From the TUC

“Political risk” damaging UK green investment

18 Oct 2012, by in Environment

Here’s a link to a copy of the letter that a group of the UK’s leading industrialists sent to the Energy Secretary, Ed Davey on 5 October 2012. They employ 17,500 personnel in the UK energy sector, “and see potential for significant further investment to support the UK’s move to a low carbon power generation if the government is able to ensure high levels of confidence”. But, “recent delays and reported disagreements in government ….have caused us to reassess the level of political risk in the UK.” The authors are the Chairs, CEOs or UK Presidents of Siemens, Vestas, Gamesa, Areva, Alstom, Misubishi and Doosan.

Key points in the letter:

  • Jobs: “These potential jobs are likely to be across research & development, manufacturing and service facilities, and would support new generation capacity and technology development in the UK. That investment couild provide many tens of thousands of new jobs and help to control consumer bills by lowering the cost of technologies, but is critically dependent on a long term, stable framework.”
  • Example: Siemens plans to build a new 700-job plant in Hull to make the world’s largest offshore wind turbines for North Sea power generation.
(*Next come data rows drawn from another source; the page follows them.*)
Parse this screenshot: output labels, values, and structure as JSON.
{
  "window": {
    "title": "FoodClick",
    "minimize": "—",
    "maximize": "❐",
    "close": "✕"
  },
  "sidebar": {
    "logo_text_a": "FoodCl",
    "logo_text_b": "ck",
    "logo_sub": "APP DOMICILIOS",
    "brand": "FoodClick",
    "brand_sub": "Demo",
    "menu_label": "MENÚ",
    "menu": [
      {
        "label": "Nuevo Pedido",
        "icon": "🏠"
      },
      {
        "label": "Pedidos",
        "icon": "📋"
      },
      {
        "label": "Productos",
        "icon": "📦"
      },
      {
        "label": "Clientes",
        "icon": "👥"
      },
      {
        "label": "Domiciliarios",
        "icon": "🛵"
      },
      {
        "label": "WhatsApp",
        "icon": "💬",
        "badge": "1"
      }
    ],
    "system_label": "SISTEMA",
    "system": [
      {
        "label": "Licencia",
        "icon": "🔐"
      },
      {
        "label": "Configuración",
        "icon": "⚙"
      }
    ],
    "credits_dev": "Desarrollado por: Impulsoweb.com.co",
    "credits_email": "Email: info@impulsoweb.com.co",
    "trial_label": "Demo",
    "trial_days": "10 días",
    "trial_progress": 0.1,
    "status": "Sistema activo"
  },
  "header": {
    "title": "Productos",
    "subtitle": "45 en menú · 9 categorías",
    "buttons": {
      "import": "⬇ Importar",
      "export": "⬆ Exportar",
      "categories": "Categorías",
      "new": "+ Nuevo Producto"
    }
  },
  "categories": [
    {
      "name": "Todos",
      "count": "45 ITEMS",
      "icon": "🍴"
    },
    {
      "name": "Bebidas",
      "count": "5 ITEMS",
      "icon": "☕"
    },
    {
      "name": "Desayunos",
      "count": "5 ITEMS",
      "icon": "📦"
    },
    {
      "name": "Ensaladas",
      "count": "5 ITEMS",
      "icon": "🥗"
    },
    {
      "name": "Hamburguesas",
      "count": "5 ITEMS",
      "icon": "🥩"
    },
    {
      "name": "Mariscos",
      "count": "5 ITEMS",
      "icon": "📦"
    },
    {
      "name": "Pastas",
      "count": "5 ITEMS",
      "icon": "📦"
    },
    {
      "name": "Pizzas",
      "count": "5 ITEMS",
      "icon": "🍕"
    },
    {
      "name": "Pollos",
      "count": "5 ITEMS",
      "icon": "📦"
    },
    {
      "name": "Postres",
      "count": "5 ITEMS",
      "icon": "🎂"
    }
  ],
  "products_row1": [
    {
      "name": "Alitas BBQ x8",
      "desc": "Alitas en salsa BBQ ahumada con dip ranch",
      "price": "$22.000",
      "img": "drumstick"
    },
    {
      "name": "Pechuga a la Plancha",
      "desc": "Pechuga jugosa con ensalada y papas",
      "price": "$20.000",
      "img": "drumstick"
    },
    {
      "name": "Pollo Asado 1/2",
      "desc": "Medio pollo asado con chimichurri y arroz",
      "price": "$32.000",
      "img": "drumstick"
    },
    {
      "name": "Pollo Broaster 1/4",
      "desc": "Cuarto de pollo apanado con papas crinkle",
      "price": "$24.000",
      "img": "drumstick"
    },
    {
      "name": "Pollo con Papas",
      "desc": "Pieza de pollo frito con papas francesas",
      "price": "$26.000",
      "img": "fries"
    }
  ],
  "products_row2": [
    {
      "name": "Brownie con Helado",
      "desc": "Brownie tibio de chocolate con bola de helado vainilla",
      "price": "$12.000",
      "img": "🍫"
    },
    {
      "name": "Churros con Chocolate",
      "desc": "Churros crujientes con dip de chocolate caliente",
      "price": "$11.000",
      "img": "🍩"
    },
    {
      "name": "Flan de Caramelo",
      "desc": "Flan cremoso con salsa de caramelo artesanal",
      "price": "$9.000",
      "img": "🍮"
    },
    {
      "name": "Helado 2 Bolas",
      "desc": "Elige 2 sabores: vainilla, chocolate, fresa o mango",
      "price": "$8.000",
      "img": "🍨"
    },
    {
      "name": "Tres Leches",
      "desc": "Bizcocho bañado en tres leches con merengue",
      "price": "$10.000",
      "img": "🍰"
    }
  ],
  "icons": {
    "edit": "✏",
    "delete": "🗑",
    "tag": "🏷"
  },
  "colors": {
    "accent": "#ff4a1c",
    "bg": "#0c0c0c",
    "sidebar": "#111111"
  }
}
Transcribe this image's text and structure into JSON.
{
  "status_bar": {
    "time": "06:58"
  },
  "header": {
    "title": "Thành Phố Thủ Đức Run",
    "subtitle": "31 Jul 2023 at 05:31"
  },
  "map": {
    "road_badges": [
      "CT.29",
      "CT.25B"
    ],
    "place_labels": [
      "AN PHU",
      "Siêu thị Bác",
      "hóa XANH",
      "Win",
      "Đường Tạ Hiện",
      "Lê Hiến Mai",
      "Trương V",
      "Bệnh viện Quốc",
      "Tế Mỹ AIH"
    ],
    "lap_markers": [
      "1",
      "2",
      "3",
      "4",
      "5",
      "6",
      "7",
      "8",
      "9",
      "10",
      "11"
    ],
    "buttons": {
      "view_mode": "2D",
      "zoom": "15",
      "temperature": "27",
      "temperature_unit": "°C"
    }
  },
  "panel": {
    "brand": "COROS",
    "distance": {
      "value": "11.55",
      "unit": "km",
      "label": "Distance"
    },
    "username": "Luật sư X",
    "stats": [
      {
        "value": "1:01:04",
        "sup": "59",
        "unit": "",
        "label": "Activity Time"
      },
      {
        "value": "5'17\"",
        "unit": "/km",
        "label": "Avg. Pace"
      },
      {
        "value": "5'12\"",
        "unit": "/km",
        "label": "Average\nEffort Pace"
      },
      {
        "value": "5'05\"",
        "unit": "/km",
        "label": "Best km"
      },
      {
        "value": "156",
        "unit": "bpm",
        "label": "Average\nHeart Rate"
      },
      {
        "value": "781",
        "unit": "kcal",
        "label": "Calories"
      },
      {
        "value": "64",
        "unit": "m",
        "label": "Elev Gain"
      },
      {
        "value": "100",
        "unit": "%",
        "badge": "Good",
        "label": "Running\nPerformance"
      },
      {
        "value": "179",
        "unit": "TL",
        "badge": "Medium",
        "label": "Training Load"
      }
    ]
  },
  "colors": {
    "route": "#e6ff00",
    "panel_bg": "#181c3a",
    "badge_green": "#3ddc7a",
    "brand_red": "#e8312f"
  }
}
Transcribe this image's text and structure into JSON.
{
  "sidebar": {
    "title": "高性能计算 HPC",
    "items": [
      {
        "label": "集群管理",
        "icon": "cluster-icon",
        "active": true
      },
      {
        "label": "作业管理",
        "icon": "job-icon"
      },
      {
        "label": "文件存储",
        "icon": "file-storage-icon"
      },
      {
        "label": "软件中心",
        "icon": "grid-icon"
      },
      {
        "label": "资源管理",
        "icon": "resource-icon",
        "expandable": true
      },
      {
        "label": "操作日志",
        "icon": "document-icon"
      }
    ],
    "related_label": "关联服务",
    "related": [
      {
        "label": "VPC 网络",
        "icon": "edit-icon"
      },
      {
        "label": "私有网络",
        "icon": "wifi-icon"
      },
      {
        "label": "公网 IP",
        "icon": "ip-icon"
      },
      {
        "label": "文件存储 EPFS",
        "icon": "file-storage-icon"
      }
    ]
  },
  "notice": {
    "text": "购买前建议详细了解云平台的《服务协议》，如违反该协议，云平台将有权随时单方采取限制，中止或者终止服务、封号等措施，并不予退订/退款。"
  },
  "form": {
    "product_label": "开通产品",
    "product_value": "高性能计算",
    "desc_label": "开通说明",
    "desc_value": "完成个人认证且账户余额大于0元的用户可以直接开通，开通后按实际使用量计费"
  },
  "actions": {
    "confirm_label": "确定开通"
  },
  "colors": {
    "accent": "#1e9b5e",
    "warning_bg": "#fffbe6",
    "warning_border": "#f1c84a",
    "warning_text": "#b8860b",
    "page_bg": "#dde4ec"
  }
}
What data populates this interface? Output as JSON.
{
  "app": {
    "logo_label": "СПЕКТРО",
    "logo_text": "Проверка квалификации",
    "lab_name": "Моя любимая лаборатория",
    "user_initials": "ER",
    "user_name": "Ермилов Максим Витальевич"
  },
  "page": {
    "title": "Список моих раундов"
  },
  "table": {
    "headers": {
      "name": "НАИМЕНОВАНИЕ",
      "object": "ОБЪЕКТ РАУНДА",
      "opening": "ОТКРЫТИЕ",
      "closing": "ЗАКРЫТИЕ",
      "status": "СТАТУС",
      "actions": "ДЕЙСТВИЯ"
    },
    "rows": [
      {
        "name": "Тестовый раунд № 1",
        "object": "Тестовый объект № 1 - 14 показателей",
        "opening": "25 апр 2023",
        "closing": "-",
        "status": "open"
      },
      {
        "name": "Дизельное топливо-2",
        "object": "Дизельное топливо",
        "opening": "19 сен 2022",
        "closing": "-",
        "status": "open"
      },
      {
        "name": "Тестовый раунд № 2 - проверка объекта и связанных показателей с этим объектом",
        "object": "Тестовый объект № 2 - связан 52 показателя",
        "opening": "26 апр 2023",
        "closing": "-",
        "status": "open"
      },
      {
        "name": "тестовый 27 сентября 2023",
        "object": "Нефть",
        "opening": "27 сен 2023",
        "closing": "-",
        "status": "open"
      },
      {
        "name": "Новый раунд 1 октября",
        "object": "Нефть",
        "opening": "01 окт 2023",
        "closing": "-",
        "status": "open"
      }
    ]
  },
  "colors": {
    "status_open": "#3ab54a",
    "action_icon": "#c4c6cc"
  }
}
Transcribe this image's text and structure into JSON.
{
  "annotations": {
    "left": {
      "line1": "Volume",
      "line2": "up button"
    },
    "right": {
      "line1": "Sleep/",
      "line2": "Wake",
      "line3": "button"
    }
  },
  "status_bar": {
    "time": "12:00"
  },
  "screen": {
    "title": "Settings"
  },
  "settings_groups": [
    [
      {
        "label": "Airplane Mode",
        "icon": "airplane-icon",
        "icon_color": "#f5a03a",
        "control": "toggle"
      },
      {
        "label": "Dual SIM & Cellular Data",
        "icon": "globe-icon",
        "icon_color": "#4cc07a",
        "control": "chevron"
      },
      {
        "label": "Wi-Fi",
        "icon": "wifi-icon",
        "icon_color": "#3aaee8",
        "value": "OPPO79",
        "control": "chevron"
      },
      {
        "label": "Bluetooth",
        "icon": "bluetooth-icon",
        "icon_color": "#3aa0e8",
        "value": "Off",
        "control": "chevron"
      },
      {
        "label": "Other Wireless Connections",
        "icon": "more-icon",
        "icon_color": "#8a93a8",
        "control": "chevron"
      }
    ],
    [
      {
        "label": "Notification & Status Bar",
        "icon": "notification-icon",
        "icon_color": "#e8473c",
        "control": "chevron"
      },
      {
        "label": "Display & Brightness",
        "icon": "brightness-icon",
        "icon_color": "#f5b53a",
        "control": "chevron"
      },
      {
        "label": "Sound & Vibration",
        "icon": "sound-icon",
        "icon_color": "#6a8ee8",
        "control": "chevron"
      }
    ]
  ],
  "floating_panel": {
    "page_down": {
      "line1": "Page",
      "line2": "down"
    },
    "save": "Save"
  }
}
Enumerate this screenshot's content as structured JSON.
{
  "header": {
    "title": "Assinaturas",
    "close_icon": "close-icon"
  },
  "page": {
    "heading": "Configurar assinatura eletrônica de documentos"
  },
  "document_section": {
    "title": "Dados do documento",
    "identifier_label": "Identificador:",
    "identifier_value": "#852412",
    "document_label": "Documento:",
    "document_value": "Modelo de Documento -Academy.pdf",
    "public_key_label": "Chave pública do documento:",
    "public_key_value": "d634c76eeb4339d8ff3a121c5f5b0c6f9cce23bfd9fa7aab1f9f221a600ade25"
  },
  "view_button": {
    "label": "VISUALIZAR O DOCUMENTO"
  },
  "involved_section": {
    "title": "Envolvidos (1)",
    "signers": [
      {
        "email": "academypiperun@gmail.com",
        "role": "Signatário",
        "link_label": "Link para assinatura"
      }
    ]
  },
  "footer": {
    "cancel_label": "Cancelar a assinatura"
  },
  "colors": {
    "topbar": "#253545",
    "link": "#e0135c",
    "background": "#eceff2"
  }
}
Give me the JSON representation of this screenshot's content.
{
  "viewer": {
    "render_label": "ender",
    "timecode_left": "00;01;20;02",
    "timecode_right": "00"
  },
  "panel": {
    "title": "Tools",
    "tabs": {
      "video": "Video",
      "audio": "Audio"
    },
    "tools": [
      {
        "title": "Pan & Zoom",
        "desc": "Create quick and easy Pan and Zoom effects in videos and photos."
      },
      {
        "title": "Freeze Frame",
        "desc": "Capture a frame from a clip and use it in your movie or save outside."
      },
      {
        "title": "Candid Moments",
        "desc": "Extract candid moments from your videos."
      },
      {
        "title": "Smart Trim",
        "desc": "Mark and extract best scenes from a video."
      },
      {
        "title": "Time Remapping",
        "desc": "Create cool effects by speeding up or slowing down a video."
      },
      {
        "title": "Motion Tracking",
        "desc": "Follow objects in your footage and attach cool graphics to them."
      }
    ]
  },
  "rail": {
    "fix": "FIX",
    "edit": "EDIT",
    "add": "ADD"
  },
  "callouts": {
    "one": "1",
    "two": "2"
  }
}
But delays in the future Government support for renewable energy are causing companies to reassess such investments.
  • Political risk: “Historically, the UK has benfiteed from being known as a country with low political risk for energy sector investments. Undermining that reputation would have damaging consequences for the scale of future investments in the UK energy sector. It is important to protect that reputation carefully.”
  • Binding CO2 target: “A binding 2030 target for power sector decarbonisation would help to reduce the political risk currently associated with long term UK industrial investment.”

As multinationals they refer to the “level of political risk in the UK.” If we ask, What lessons can we learn from our competitors that might reduce this risk? Perhaps politicians can find the answer.